EXERCISE OBJECTIVE :: Lines, not repeats, are what count: give the number of lines below that hold "示例数据", and nothing more.

------------------------

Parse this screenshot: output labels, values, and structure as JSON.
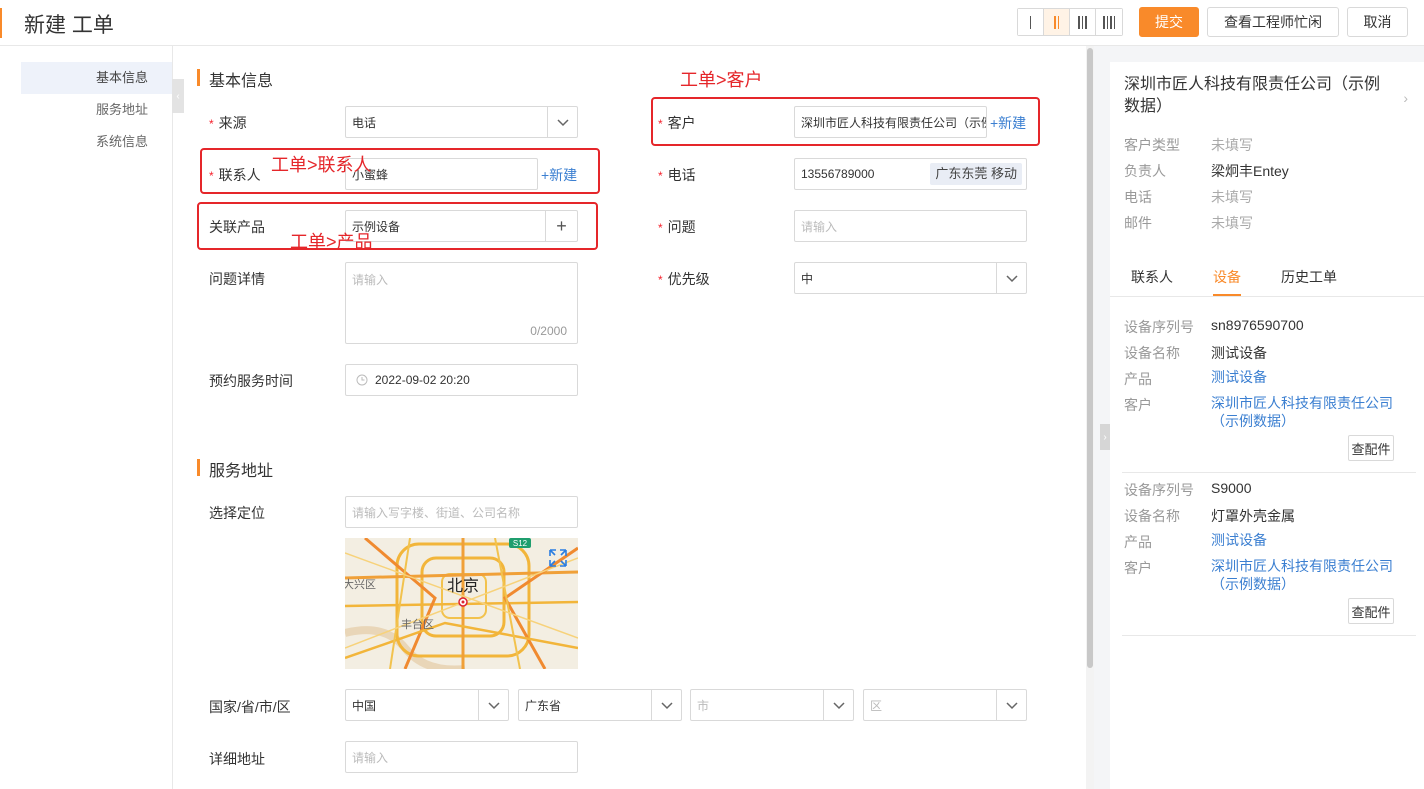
{
  "header": {
    "title": "新建 工单",
    "submit_label": "提交",
    "engineer_busy_label": "查看工程师忙闲",
    "cancel_label": "取消"
  },
  "side_nav": {
    "items": [
      {
        "label": "基本信息"
      },
      {
        "label": "服务地址"
      },
      {
        "label": "系统信息"
      }
    ]
  },
  "basic_info": {
    "section_title": "基本信息",
    "source": {
      "label": "来源",
      "value": "电话"
    },
    "contact": {
      "label": "联系人",
      "value": "小蜜蜂",
      "new_link": "+新建"
    },
    "product": {
      "label": "关联产品",
      "value": "示例设备"
    },
    "issue_detail": {
      "label": "问题详情",
      "placeholder": "请输入",
      "counter": "0/2000"
    },
    "appointment": {
      "label": "预约服务时间",
      "value": "2022-09-02 20:20"
    },
    "customer": {
      "label": "客户",
      "value": "深圳市匠人科技有限责任公司（示例数据）",
      "new_link": "+新建"
    },
    "phone": {
      "label": "电话",
      "value": "13556789000",
      "tag": "广东东莞 移动"
    },
    "issue": {
      "label": "问题",
      "placeholder": "请输入"
    },
    "priority": {
      "label": "优先级",
      "value": "中"
    }
  },
  "annotations": {
    "contact": "工单>联系人",
    "product": "工单>产品",
    "customer": "工单>客户"
  },
  "service_address": {
    "section_title": "服务地址",
    "location": {
      "label": "选择定位",
      "placeholder": "请输入写字楼、街道、公司名称"
    },
    "map_labels": {
      "city": "北京",
      "district_west": "大兴区",
      "district_south": "丰台区",
      "road": "S12"
    },
    "region": {
      "label": "国家/省/市/区",
      "country": "中国",
      "province": "广东省",
      "city_placeholder": "市",
      "district_placeholder": "区"
    },
    "detail": {
      "label": "详细地址",
      "placeholder": "请输入"
    }
  },
  "right_panel": {
    "customer_name": "深圳市匠人科技有限责任公司（示例数据）",
    "info": [
      {
        "key": "客户类型",
        "value": "未填写"
      },
      {
        "key": "负责人",
        "value": "梁炯丰Entey"
      },
      {
        "key": "电话",
        "value": "未填写"
      },
      {
        "key": "邮件",
        "value": "未填写"
      }
    ],
    "tabs": [
      {
        "label": "联系人"
      },
      {
        "label": "设备"
      },
      {
        "label": "历史工单"
      }
    ],
    "devices": [
      {
        "serial_key": "设备序列号",
        "serial": "sn8976590700",
        "name_key": "设备名称",
        "name": "测试设备",
        "product_key": "产品",
        "product": "测试设备",
        "customer_key": "客户",
        "customer": "深圳市匠人科技有限责任公司（示例数据）",
        "parts_label": "查配件"
      },
      {
        "serial_key": "设备序列号",
        "serial": "S9000",
        "name_key": "设备名称",
        "name": "灯罩外壳金属",
        "product_key": "产品",
        "product": "测试设备",
        "customer_key": "客户",
        "customer": "深圳市匠人科技有限责任公司（示例数据）",
        "parts_label": "查配件"
      }
    ]
  },
  "colors": {
    "accent": "#f98a2a",
    "link": "#3b7fd1",
    "annotation": "#e5262a"
  }
}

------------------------

REPLY TO THE TASK :: 4